Do Numbers Matter?
Yes, numbers matter. Sometimes, numbers can be used by God to spur us on to better service. If a community is growing exponentially and the church lives in a silo, the numbers on engagement with the community may show a need to do better.
The reality is that there are likely many small churches who are better engaged and more missional than comparatively larger churches.
Baptisms are perhaps the best indicator we have of life change, yet that is likely a flawed number as well.
There's no ignoring the reality that people were counted when the church gathered in the New Testament. Even prior to the institution of the church, when Jesus would enter a town, perform miracles, teach the people, etc. someone was counting the number of those in the crowd. It was apparently so important that the numbers attending were listed in Scripture.
A Better Scorecard
Though the old scorecard will likely remain for years, another element must be added (or used as a replacement for some of the items counted now) and that is the number of "sent" Christ-followers. For years, we have counted the gathered. Yet, I cannot help but remember Christ's instructions for his followers to pray that the Lord of the harvest would send out more workers.
I am encouraged that many of our SBC churches are seeing this and entering into this story intentionally. Now, it's not new. For years, churches have sent missionaries globally. Churches would start "missions" in unreached areas. What must count today is what counted years ago. We are a sending church, part of a sending denomination. We must remain so.

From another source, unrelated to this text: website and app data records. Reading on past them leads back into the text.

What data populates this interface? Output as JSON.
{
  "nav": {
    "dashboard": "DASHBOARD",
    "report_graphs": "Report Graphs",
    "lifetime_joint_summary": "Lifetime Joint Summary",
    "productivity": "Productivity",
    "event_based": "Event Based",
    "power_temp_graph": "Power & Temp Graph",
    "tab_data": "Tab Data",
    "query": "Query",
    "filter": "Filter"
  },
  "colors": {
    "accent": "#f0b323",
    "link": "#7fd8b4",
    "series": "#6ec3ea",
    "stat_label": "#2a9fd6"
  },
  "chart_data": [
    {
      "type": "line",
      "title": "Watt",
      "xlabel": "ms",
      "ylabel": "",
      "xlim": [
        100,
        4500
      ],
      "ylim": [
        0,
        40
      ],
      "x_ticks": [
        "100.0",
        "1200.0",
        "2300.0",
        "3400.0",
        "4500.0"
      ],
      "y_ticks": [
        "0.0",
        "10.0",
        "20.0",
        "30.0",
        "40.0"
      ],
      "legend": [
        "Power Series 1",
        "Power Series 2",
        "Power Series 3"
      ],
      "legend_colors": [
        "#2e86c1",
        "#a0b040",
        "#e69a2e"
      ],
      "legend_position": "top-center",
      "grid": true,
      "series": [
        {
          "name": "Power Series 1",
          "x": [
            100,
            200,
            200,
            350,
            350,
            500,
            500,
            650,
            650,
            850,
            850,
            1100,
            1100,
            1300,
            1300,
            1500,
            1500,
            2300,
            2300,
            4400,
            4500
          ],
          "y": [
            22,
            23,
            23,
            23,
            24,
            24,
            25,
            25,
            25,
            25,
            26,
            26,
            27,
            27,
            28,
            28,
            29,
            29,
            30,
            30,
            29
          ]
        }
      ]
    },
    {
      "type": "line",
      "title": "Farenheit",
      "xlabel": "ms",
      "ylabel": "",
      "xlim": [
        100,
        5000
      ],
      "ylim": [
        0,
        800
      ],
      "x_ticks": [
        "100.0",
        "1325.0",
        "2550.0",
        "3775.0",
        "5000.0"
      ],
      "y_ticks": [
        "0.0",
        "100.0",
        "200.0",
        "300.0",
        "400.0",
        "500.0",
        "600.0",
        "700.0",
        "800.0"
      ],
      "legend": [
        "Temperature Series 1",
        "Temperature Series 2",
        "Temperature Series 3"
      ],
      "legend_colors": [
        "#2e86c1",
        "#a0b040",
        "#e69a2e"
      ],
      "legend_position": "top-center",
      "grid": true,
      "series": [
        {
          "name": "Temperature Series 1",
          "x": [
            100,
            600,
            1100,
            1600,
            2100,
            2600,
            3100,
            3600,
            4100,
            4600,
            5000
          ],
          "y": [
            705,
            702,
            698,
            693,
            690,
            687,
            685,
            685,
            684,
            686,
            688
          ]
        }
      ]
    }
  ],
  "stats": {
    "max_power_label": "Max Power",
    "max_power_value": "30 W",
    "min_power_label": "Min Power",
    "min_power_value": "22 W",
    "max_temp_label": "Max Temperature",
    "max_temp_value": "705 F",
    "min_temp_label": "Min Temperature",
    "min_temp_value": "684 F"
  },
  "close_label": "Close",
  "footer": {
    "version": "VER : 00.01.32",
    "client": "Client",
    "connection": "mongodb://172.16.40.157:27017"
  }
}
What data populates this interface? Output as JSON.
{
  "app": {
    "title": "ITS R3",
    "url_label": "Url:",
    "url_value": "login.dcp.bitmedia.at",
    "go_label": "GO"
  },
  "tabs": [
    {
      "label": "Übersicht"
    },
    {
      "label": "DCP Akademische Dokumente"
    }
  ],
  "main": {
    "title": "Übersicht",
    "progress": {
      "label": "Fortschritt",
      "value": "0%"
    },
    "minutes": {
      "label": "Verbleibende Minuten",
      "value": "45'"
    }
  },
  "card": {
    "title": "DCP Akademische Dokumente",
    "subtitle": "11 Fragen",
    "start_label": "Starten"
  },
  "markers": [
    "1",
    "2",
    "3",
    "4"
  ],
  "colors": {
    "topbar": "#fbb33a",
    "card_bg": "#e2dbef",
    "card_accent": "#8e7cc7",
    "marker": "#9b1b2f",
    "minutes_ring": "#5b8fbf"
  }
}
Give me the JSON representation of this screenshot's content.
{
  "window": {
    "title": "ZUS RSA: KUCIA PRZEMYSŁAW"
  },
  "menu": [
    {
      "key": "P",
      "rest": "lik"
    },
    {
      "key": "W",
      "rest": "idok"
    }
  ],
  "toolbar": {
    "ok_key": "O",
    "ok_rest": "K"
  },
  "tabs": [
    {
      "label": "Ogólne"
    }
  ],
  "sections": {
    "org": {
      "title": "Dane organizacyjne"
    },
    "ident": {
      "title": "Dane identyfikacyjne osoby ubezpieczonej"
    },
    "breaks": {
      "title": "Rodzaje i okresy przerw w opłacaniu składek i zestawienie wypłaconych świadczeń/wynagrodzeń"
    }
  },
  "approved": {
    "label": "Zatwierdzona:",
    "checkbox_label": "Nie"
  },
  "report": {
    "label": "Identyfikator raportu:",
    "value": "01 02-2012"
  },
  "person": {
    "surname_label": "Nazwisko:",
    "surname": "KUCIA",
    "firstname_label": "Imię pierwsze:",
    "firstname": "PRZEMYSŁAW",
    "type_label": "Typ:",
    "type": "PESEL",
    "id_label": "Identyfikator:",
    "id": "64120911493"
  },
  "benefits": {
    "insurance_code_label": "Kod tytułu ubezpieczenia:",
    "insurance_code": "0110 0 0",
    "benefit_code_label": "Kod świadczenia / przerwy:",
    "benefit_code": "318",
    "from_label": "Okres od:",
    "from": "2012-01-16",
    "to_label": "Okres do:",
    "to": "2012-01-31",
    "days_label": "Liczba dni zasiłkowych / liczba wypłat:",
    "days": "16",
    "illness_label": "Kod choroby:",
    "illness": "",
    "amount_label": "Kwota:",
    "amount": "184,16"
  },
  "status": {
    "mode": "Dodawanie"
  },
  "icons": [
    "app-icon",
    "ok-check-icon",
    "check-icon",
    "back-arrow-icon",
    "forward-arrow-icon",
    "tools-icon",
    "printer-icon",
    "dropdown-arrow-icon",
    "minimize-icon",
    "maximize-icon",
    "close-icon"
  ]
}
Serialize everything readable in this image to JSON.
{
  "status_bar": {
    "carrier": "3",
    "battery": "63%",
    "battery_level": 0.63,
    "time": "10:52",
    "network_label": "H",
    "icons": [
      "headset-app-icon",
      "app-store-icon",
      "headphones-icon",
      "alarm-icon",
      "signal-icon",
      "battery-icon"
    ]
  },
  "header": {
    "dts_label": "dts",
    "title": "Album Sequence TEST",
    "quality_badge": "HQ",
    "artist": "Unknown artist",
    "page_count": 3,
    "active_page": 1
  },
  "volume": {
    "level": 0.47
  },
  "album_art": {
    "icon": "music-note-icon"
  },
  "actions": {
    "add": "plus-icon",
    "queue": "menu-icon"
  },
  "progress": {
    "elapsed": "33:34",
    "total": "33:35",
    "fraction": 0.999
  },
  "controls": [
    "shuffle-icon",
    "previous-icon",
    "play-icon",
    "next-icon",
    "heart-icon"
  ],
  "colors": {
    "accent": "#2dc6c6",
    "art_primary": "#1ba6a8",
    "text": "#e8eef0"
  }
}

Scorecards show where we're winning. . .and where we're losing. So, where's the win? The win is that even though the Enemy has called to the bullpen and seems to be throwing his biggest and best at the church, he will not prevail. We know the win is life-change. We know the win is transformation. We know the win is God being glorified. Let's all "live sent" for we have a great task before us.
And Jesus answered him, “Blessed are you, Simon Bar-Jonah! For flesh and blood has not revealed this to you, but my Father who is in heaven. And I tell you, you are Peter, and on this rock I will build my church, and the gates of hell shall not prevail against it. I will give you the keys of the kingdom of heaven, and whatever you bind on earth shall be bound in heaven, and whatever you loose on earth shall be loosed in heaven.” Matthew 16:17-19 (ESV)